In United States v. Whitman, No. 15-14846 (Apr. 24, 2018) (William Pryor, Julie Carnes, Antoon), the Court upheld convictions and sentences for bribery, wire fraud, theft, and obstruction stemming the fraudulent procurement of government contracts.
One defendant challenged his bribery conviction on the ground that the court erred by failing to instruct the jury that giving illegal gratuities was a lesser-included offense of bribery. The Court rejected that argument because the defendant advanced an exculpatory defense predicated on extortion that, if believed, would have required the jury to acquit him of both bribery and giving illegal gratuities. The evidence thus would not have permitted the jury to acquit him of bribery but convict of him giving illegal gratuities. As a result, the Court found it unnecessary to decide whether the latter was a lesser included offense of the former.
Another defendant challenged his sentence on the ground that he was not responsible for the entire loss amount attributable to the criminal scheme. The Court rejected his argument that the actions of other government employees were taken independently and not the product of any criminal agreement. The record permitted the district court to infer that he agreed to participate in a jointly undertaken criminal scheme.
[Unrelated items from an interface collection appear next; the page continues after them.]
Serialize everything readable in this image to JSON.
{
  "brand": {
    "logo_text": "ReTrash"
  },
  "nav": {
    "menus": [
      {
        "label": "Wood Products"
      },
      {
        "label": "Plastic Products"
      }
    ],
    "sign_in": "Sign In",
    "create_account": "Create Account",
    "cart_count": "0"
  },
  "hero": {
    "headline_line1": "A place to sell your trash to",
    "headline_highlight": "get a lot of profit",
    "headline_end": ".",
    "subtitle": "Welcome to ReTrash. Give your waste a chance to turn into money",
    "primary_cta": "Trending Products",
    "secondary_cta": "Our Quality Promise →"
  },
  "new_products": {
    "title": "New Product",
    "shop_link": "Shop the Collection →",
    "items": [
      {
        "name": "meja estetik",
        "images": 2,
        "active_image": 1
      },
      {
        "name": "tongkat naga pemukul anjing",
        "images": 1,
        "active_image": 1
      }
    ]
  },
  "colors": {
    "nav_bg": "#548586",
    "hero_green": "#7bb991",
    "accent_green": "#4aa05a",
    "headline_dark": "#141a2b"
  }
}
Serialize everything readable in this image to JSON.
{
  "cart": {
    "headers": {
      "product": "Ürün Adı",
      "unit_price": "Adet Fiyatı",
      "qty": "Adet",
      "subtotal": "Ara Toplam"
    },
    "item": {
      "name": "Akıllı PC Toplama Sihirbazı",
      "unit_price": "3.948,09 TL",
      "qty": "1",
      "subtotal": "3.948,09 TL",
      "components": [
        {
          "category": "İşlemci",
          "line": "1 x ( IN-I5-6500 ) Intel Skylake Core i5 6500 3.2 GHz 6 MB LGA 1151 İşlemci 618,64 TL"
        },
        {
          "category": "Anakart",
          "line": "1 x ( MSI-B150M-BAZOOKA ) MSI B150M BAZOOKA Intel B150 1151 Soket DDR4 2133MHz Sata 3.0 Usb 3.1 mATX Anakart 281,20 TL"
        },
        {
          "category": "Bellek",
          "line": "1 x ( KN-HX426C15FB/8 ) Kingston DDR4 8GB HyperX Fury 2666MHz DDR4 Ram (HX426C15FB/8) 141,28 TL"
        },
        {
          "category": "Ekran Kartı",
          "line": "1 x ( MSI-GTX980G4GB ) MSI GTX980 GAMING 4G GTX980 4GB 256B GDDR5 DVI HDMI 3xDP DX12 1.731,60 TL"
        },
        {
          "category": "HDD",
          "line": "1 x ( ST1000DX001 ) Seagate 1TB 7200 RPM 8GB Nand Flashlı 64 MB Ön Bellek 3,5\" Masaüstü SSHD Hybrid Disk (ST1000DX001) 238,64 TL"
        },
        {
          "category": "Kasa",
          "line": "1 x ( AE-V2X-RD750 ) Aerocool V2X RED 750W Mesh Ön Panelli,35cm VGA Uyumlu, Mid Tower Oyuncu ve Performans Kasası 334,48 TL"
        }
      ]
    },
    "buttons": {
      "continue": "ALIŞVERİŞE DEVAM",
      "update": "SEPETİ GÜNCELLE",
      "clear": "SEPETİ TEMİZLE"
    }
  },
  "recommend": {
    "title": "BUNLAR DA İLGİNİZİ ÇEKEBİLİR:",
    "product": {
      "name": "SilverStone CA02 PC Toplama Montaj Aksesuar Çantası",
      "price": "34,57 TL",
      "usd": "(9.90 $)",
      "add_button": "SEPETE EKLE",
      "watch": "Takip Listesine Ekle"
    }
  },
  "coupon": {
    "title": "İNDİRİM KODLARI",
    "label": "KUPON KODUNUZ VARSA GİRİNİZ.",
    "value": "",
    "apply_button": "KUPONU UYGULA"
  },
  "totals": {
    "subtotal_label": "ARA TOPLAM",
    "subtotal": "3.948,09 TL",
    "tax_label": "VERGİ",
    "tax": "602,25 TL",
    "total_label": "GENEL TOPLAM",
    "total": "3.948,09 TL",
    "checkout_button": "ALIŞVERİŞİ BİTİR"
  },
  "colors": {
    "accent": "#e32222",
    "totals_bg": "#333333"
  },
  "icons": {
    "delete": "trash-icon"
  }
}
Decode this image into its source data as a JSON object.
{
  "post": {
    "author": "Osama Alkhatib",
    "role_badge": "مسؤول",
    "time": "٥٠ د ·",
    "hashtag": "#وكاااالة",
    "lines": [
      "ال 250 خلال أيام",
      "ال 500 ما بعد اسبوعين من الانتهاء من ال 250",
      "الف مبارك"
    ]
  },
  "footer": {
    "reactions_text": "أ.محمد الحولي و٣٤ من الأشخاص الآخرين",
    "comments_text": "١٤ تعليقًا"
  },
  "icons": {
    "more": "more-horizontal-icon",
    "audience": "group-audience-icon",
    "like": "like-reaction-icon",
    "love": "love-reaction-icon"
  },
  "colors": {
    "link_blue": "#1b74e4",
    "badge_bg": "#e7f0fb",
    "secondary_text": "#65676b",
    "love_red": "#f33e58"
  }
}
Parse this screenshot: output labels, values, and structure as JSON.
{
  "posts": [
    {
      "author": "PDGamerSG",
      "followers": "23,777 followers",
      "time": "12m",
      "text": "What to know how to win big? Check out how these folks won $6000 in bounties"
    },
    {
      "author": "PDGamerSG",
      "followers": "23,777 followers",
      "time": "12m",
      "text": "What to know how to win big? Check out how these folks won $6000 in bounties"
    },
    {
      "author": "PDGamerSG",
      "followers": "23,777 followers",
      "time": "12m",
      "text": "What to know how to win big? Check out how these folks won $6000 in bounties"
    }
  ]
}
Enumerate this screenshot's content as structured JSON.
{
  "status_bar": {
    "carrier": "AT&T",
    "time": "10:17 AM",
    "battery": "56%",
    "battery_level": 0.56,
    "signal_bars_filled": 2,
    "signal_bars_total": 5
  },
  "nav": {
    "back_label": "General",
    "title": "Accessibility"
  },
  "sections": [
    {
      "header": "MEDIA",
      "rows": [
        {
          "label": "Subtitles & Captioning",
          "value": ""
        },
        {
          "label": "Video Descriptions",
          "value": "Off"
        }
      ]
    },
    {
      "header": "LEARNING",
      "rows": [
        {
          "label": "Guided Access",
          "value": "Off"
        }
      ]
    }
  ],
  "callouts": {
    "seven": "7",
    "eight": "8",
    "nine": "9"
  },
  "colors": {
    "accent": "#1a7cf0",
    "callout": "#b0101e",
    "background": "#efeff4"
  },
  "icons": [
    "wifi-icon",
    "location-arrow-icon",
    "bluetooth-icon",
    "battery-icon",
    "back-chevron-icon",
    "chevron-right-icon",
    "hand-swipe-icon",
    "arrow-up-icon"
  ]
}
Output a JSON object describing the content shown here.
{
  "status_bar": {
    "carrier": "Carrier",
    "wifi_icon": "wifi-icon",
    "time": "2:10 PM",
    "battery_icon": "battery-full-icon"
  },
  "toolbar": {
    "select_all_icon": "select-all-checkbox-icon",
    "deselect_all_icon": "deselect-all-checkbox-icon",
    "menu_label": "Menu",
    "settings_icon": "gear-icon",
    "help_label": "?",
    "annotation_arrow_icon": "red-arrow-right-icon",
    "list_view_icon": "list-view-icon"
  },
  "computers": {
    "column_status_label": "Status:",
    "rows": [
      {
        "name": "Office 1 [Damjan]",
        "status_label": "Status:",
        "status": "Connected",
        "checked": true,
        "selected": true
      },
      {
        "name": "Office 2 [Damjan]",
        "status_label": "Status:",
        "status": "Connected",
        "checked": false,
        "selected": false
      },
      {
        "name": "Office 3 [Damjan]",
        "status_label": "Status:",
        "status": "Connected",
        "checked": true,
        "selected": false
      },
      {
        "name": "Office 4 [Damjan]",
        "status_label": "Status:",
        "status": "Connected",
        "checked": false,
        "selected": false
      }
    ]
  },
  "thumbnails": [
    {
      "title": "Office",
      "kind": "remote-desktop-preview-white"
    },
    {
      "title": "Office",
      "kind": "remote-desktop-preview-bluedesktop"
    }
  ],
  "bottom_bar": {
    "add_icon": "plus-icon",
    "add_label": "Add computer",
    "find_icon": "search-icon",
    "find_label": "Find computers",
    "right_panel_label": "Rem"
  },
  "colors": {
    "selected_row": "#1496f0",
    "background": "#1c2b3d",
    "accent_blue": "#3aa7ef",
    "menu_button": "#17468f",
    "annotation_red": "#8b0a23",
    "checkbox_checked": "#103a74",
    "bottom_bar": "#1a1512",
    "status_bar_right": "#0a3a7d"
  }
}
It did not matter that the agreement was “implicit” or that he did not know every detail of the others’ participation; it sufficed that he was fully aware of the objective and was actively involved in it.